### Records supplied:
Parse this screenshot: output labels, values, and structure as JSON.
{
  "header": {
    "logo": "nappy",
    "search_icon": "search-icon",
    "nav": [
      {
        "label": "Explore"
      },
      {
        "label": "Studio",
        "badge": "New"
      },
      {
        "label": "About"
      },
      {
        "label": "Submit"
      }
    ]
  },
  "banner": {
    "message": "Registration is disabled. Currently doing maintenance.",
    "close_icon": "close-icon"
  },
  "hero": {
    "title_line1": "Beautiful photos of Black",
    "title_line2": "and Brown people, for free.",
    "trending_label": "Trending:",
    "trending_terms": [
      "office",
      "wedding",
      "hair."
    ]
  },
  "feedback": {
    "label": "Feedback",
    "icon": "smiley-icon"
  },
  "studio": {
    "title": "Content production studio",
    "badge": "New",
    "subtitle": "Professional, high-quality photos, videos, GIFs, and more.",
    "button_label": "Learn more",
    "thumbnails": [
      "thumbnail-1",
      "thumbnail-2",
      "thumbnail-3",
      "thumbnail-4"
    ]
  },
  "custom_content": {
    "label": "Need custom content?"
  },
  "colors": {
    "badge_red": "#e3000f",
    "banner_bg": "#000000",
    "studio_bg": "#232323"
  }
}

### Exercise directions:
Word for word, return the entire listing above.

### Output of the exercise:
Parse this screenshot: output labels, values, and structure as JSON.
{
  "header": {
    "logo": "nappy",
    "search_icon": "search-icon",
    "nav": [
      {
        "label": "Explore"
      },
      {
        "label": "Studio",
        "badge": "New"
      },
      {
        "label": "About"
      },
      {
        "label": "Submit"
      }
    ]
  },
  "banner": {
    "message": "Registration is disabled. Currently doing maintenance.",
    "close_icon": "close-icon"
  },
  "hero": {
    "title_line1": "Beautiful photos of Black",
    "title_line2": "and Brown people, for free.",
    "trending_label": "Trending:",
    "trending_terms": [
      "office",
      "wedding",
      "hair."
    ]
  },
  "feedback": {
    "label": "Feedback",
    "icon": "smiley-icon"
  },
  "studio": {
    "title": "Content production studio",
    "badge": "New",
    "subtitle": "Professional, high-quality photos, videos, GIFs, and more.",
    "button_label": "Learn more",
    "thumbnails": [
      "thumbnail-1",
      "thumbnail-2",
      "thumbnail-3",
      "thumbnail-4"
    ]
  },
  "custom_content": {
    "label": "Need custom content?"
  },
  "colors": {
    "badge_red": "#e3000f",
    "banner_bg": "#000000",
    "studio_bg": "#232323"
  }
}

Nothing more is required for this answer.